Note a piece of plastic and some duct tape covers the central hole in the inner cover.

If I'm running short on inner covers I'll even use some of the smaller sized political signs that I have.

Covering the tops even lightly cuts done on the smell of honey and helps stop the robbing.

We actually bring a card table to the bee yard to set the boxes on.  Why put your back out if you don't have to.

Of course as each frame is brushed off you will put it into an empty super and you will absolutely need to have it sealed with some type of bottom and top cover to keep the bees from getting back inside.

I turn inner covers upside down so that the notched entrance is up.


If the honey drips on them they're easily set out later for the bees to lick clean... or to take your finger and enjoy sweeping up some honey yourself. :)

As you work the bees may become more aware of being robbed and that's when smoking over the hive can help to mask their chemical signals.

With the supers all removed you can easily brush the bees into the hive or up into the air.

If your brush gets sticky while working, don't hesitate to pour some water on it to rinse off the honey.

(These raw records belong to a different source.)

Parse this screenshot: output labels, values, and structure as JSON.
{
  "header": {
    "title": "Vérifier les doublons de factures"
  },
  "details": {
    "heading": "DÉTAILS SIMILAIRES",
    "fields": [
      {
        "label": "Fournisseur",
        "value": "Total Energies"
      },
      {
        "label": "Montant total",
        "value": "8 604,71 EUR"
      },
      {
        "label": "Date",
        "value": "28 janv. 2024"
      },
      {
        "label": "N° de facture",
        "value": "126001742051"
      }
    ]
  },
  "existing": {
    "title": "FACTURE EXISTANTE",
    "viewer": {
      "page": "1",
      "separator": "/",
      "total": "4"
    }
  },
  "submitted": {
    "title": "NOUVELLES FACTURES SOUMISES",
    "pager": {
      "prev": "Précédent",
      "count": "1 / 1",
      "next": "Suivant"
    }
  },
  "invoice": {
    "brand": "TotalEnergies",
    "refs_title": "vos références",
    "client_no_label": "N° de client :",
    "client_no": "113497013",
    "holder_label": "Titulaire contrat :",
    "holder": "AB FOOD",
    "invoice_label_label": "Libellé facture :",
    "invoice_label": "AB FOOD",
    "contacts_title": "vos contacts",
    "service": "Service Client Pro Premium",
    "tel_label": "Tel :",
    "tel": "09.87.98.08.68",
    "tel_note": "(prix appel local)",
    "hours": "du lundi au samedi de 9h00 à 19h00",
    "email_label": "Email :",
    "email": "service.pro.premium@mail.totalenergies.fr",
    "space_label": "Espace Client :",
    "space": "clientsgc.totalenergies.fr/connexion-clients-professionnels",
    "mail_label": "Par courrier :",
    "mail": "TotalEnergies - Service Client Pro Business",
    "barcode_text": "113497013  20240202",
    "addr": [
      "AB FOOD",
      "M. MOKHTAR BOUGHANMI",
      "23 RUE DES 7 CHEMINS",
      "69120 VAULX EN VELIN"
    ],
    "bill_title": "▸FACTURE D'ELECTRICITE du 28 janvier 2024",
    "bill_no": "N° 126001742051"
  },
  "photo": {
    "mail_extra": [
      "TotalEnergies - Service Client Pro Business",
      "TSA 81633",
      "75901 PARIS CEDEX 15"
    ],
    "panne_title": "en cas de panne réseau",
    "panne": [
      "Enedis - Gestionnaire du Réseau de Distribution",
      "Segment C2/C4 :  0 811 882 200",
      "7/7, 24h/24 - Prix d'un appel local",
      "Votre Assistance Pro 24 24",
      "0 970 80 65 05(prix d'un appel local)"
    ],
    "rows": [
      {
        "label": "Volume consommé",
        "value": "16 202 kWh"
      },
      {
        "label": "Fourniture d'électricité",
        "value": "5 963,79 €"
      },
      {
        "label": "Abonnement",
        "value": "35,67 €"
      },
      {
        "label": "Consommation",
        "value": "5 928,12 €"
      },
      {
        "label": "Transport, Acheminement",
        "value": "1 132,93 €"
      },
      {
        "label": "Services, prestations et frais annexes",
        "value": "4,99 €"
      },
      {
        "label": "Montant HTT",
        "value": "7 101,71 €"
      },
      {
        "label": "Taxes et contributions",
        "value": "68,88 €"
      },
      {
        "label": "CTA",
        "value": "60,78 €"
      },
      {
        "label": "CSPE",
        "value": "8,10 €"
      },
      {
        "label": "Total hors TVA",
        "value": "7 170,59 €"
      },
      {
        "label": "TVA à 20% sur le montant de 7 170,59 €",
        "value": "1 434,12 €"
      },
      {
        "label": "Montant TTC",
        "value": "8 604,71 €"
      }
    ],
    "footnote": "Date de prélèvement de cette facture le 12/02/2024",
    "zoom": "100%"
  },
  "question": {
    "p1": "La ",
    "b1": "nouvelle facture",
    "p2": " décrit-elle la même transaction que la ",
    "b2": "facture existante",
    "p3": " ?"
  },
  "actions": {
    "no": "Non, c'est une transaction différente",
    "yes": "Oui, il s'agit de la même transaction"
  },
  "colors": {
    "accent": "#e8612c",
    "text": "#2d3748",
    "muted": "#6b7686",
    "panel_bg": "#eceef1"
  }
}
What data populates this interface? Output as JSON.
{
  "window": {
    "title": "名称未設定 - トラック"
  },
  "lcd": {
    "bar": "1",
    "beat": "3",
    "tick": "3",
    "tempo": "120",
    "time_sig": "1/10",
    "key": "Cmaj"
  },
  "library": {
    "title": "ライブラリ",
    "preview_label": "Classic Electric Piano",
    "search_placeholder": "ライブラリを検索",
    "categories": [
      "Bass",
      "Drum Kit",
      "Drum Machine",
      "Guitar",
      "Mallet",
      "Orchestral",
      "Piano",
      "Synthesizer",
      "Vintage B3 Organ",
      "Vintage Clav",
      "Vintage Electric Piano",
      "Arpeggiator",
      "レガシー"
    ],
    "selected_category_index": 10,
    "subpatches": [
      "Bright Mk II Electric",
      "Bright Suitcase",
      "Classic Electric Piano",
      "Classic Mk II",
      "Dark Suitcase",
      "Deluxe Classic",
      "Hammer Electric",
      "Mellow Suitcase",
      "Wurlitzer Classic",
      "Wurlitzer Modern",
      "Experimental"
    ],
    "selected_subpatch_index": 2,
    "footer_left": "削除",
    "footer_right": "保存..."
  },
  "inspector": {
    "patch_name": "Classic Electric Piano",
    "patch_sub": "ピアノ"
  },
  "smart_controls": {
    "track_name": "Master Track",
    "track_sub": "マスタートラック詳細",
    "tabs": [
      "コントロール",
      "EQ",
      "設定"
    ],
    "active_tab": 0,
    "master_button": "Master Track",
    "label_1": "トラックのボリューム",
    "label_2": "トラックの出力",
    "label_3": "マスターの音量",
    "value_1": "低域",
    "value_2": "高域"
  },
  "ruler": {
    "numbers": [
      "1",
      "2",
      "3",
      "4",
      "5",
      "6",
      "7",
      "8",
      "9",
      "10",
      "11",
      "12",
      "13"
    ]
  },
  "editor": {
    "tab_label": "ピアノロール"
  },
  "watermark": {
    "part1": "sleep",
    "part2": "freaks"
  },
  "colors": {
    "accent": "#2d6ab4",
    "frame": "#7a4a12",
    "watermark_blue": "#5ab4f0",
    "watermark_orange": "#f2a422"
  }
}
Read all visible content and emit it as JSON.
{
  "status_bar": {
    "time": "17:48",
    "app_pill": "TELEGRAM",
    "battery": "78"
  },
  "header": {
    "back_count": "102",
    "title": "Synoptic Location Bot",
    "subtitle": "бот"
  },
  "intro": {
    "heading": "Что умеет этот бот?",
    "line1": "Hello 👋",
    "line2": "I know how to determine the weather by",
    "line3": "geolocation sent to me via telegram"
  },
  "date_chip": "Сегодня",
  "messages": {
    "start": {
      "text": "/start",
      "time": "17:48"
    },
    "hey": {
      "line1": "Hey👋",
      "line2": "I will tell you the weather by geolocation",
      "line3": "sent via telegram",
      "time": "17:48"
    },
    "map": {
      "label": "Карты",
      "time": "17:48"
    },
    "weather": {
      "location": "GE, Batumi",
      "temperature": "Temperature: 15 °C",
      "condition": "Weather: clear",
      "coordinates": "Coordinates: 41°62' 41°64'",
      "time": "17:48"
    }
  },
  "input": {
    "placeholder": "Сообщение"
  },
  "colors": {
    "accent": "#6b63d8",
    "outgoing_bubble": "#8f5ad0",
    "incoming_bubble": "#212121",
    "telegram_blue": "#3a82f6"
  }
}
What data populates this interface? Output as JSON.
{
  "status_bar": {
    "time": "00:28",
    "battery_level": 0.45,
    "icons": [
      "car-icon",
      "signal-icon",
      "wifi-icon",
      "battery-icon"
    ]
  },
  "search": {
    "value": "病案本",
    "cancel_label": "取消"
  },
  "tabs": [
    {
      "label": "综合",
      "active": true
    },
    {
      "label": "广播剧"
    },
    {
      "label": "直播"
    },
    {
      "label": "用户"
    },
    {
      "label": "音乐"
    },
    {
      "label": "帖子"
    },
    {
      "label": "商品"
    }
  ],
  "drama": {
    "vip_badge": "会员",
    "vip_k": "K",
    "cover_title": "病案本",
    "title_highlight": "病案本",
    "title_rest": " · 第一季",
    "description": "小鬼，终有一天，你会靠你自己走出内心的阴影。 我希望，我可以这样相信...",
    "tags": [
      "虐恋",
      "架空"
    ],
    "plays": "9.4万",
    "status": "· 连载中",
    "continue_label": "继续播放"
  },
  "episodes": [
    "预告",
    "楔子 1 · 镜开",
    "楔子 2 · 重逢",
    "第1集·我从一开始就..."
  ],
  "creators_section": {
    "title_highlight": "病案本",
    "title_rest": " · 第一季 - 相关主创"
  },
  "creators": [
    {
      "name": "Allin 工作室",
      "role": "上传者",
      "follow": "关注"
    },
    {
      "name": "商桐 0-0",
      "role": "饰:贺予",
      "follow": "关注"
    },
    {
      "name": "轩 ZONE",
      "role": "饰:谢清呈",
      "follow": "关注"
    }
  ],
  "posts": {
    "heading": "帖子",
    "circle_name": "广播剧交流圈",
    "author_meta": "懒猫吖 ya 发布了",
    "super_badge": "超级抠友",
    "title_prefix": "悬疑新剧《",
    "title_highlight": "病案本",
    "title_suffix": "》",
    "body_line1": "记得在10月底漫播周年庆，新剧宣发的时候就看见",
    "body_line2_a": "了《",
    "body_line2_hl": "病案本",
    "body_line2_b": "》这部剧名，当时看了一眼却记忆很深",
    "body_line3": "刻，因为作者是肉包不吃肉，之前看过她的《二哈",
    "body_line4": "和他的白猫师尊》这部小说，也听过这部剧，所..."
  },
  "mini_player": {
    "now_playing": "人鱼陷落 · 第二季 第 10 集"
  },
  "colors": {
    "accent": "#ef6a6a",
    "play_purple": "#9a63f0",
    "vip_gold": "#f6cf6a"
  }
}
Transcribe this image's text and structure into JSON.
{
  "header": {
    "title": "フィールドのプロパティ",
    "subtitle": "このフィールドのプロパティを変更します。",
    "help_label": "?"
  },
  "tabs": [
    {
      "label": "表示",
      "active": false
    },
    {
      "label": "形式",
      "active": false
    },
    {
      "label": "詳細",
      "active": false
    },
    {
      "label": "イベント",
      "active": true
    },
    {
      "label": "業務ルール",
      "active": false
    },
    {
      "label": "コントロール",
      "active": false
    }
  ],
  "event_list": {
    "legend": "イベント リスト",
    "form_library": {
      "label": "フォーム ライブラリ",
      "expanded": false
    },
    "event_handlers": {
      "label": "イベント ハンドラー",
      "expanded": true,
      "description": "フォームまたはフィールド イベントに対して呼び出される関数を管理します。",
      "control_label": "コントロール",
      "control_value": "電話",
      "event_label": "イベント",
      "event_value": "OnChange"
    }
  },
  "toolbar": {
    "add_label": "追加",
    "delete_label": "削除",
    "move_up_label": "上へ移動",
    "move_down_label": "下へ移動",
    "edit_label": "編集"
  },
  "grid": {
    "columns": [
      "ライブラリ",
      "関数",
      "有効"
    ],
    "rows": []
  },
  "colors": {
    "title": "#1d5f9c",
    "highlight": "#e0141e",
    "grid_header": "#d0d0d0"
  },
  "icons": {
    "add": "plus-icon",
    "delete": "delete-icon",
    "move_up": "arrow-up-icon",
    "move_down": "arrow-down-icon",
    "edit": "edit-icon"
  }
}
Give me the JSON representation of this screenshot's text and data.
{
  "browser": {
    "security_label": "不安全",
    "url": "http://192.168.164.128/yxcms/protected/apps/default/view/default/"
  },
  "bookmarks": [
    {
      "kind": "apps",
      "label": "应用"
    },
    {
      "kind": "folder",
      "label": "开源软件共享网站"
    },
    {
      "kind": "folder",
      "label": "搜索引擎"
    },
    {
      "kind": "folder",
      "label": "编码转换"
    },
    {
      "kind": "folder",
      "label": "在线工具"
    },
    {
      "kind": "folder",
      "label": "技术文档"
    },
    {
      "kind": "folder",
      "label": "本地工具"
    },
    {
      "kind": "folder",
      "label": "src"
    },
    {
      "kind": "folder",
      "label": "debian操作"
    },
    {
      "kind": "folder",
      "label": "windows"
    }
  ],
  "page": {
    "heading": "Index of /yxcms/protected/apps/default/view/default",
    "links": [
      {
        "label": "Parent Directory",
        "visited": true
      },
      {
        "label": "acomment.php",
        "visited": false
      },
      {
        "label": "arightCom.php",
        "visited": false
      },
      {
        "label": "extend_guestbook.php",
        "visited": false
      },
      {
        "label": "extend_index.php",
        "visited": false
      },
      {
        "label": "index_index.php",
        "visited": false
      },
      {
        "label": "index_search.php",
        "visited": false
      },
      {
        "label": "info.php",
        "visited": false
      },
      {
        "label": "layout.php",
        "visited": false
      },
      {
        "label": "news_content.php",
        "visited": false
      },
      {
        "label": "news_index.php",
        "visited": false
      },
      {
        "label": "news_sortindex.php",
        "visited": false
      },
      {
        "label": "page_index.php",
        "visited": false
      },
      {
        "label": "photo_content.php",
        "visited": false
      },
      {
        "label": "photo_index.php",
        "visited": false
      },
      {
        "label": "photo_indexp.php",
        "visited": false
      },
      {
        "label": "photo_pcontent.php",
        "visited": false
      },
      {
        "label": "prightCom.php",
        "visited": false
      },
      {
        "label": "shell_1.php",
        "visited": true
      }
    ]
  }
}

Once done you may have to smoke the bees down to get them out of the way and also use your hive tool to scrape off any burr comb that sticks up--this will prevent the inner cover sitting down flat to seal the hive.  Put the scrapings out in front of the hive and the bees will lick them clean.

Thursday, October 3, 2013

Are you Cool?

You don't have to be a beekeeper for very long before you learn how hot it can get wearing the extra clothing to protect yourself.

Some people just don't wear bee suits.  They'll wear a t-shirt and shorts.  One beekeeper I know even wears flip flops.

On many days when working on the hives the bees are so calm I'd be tempted to wear just a t-shirt too.

But not all the time!

I wear a man's long sleeved shirt and jeans.  Sometimes I'll also wear a cotton apron that I got from Home Depot.

I find the bees don't sting through the shirt much, although they could if they tried.

I'll never forget my first experience with bees on the beekeepers' course.  It was spring and windy and the wind kept coming through the veil and making my hair blow into my eyes.  I had the veil tied down and it was a complete pain to be continually brushing hair from my eyes.

The solution?  Wear a bandanna.  It also helps stop the hat from shifting off when my hair is fresh washed and too slippery.

Even with this paired down gear I wear it's still hot when it's 30+ degrees Celsius with a humidex that makes the temperature feel like 40.

My solution for the heat is simple:  Apply water. 

I always have several large water jugs at the yard (water for bees, cooling water and washing water--in case of a formic acid mishap).

First I ALWAYS remember to remove my cell phone from my pocket.

Then I pour water on my hair and I allow it to slosh down my neck to my shirt and shoulders.

Wet hair is great to keep the head cool.  Have no hair?  Use a bandanna.

It keeps sweat out of your eyes too.

I wet my bandanna and then tie it over my hair.  It keeps the strands out of my eyes when working.

Yes my clothing will be damp but not for long.  While it's damp it keeps my body temperature at a tolerable level.  After a couple hours on a really hot day I'll have dried out and will need to re wet myself.

Try it on a hot day and see if it makes a difference.